    Well as has been told time and time again Israel sin is apparent not to mention that Platonism was being worked into the Jewish and Christian religions. Modern scholars overlook several facts about how they were and what they did this is part of what Plato did. Instead of giving you a mile long explanation with little facts and just hanging onto personal opinion I thought I would give you the real facts of how paganism entered both Christianity and Judaism as a whole.

  23. Robert says

    I think it is interesting people over look the fact that the scriptures and history show that Jews and Christians over time tended to bring in other influences which later weaken their faith or destroy them. How many times God mentions in Old Testement of Israel’s disobedience to Him by mixing or following other Gods? Quiet a few times it shows God angry at Israel for mixing or following other gods then look at Christianity in Romans times, they willing follow the Government because it was ordered to change the Sabbath from Saturday to Sunday (Sunday is the pagan day of worshiping the sun god) because the emperor wanted to please his mother (or wife I forget) worship because she followed a different religion and didn’t like Christians and Jews. They wanted religions to blend together. We see it today with spirituality, and other religions wanted to become one.
    Humans tend to sin and either influence or let influence happen to them.

  24. Ante says

    Representation of Jesus as Sol is literal interpretation of his words: “I am a light of the world.” (John 8: 12). Theologically 100% correct, nothing odd nor heretical in that.

  25. Benny says

    nu? they weren’t so frum…

  26. Duane says

    Actually, it makes perfect sense. They were keeping time according to Gen 1:14-17. The signs of the seasons (Moedim) are divided by the Tequphah. When the Sun moves into the sign in the heavens we know where we are in the time of the year. The Moon divides the months and the Sun the day. The constelations the months of the year. We can go back in time and see right where the flood was, When Israel left Egypt and the Crucifixion and even the Birth of Yeshua.
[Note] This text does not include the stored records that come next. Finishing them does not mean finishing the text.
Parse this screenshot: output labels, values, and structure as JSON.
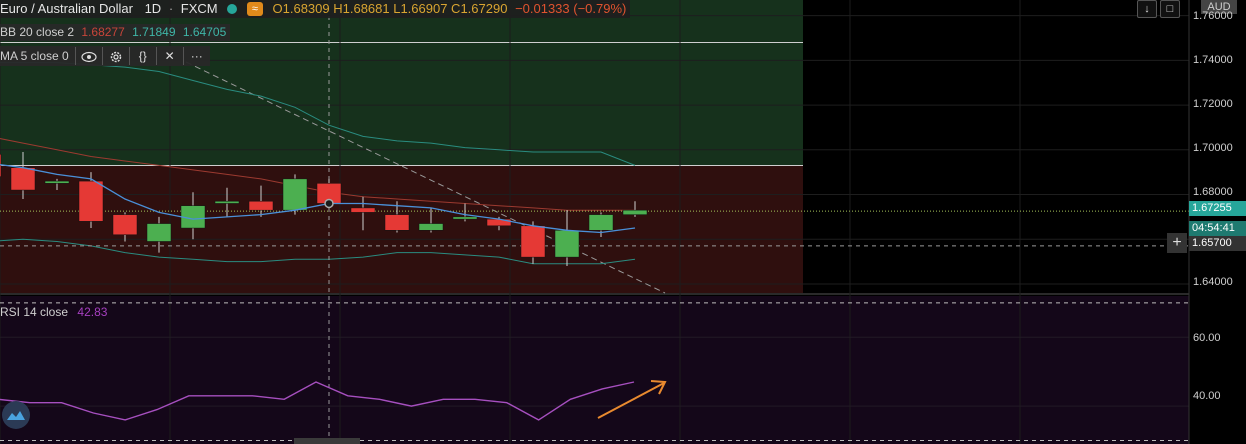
{
  "legend": {
    "title": "Euro / Australian Dollar",
    "interval": "1D",
    "exchange": "FXCM",
    "ohlc_text": "O1.68309 H1.68681 L1.66907 C1.67290",
    "change_text": "−0.01333 (−0.79%)",
    "change_color": "#e0532f"
  },
  "bb_legend": {
    "label": "BB 20 close 2",
    "v1": "1.68277",
    "v2": "1.71849",
    "v3": "1.64705"
  },
  "ma_legend": {
    "label": "MA 5 close 0",
    "icons": [
      "eye-icon",
      "gear-icon",
      "braces-icon",
      "close-icon",
      "more-icon"
    ]
  },
  "rsi_legend": {
    "label": "RSI 14 close",
    "value": "42.83"
  },
  "currency": "AUD",
  "price_axis": {
    "labels": [
      "1.76000",
      "1.74000",
      "1.72000",
      "1.70000",
      "1.68000",
      "1.64000"
    ],
    "current_price": "1.67255",
    "countdown": "04:54:41",
    "crosshair_price": "1.65700"
  },
  "rsi_axis": {
    "labels": [
      "60.00",
      "40.00"
    ]
  },
  "chart_data": {
    "type": "candlestick",
    "ylim": [
      1.6355,
      1.767
    ],
    "candles": [
      {
        "o": 1.698,
        "h": 1.705,
        "l": 1.687,
        "c": 1.688
      },
      {
        "o": 1.692,
        "h": 1.699,
        "l": 1.678,
        "c": 1.682
      },
      {
        "o": 1.685,
        "h": 1.687,
        "l": 1.682,
        "c": 1.686
      },
      {
        "o": 1.686,
        "h": 1.69,
        "l": 1.665,
        "c": 1.668
      },
      {
        "o": 1.671,
        "h": 1.672,
        "l": 1.659,
        "c": 1.662
      },
      {
        "o": 1.659,
        "h": 1.67,
        "l": 1.654,
        "c": 1.667
      },
      {
        "o": 1.665,
        "h": 1.681,
        "l": 1.66,
        "c": 1.675
      },
      {
        "o": 1.676,
        "h": 1.683,
        "l": 1.67,
        "c": 1.677
      },
      {
        "o": 1.677,
        "h": 1.684,
        "l": 1.67,
        "c": 1.673
      },
      {
        "o": 1.673,
        "h": 1.689,
        "l": 1.671,
        "c": 1.687
      },
      {
        "o": 1.685,
        "h": 1.687,
        "l": 1.674,
        "c": 1.676
      },
      {
        "o": 1.674,
        "h": 1.679,
        "l": 1.664,
        "c": 1.672
      },
      {
        "o": 1.671,
        "h": 1.677,
        "l": 1.663,
        "c": 1.664
      },
      {
        "o": 1.664,
        "h": 1.674,
        "l": 1.663,
        "c": 1.667
      },
      {
        "o": 1.669,
        "h": 1.676,
        "l": 1.668,
        "c": 1.67
      },
      {
        "o": 1.669,
        "h": 1.67,
        "l": 1.664,
        "c": 1.666
      },
      {
        "o": 1.666,
        "h": 1.668,
        "l": 1.649,
        "c": 1.652
      },
      {
        "o": 1.652,
        "h": 1.673,
        "l": 1.648,
        "c": 1.664
      },
      {
        "o": 1.664,
        "h": 1.672,
        "l": 1.661,
        "c": 1.671
      },
      {
        "o": 1.671,
        "h": 1.677,
        "l": 1.67,
        "c": 1.673
      }
    ],
    "ma": [
      1.694,
      1.692,
      1.689,
      1.687,
      1.678,
      1.672,
      1.669,
      1.67,
      1.671,
      1.673,
      1.676,
      1.676,
      1.675,
      1.674,
      1.671,
      1.669,
      1.666,
      1.664,
      1.663,
      1.665
    ],
    "bb_upper": [
      1.739,
      1.739,
      1.739,
      1.738,
      1.737,
      1.735,
      1.731,
      1.727,
      1.724,
      1.719,
      1.711,
      1.706,
      1.704,
      1.703,
      1.701,
      1.7,
      1.699,
      1.699,
      1.699,
      1.693
    ],
    "bb_middle": [
      1.706,
      1.703,
      1.7,
      1.697,
      1.695,
      1.693,
      1.691,
      1.689,
      1.687,
      1.684,
      1.681,
      1.679,
      1.678,
      1.677,
      1.676,
      1.675,
      1.674,
      1.673,
      1.673,
      1.673
    ],
    "bb_lower": [
      1.659,
      1.66,
      1.659,
      1.657,
      1.654,
      1.652,
      1.651,
      1.65,
      1.65,
      1.651,
      1.651,
      1.652,
      1.654,
      1.654,
      1.653,
      1.652,
      1.649,
      1.649,
      1.649,
      1.651
    ],
    "rsi": [
      42,
      41,
      41,
      38,
      36,
      39,
      43,
      43,
      43,
      42,
      47,
      43,
      42,
      40,
      42,
      42,
      41,
      36,
      42,
      45,
      47
    ],
    "rsi_ylim": [
      29,
      72
    ],
    "rsi_levels": [
      70,
      30
    ],
    "colors": {
      "bull": "#4caf50",
      "bear": "#e53935",
      "ma": "#4a90d9",
      "bb_bands": "#2a8c80",
      "bb_middle": "#9c3a30",
      "rsi": "#a64fbf",
      "arrow": "#e98a2f",
      "long_zone": "#16311c",
      "short_zone": "#2f0f0e",
      "rsi_bg": "#140719"
    }
  }
}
    Sincerely:
    Duane Barkel


Some HTML is OK

or, reply to this post via trackback.


Enter Your Log In Credentials

Change Password

×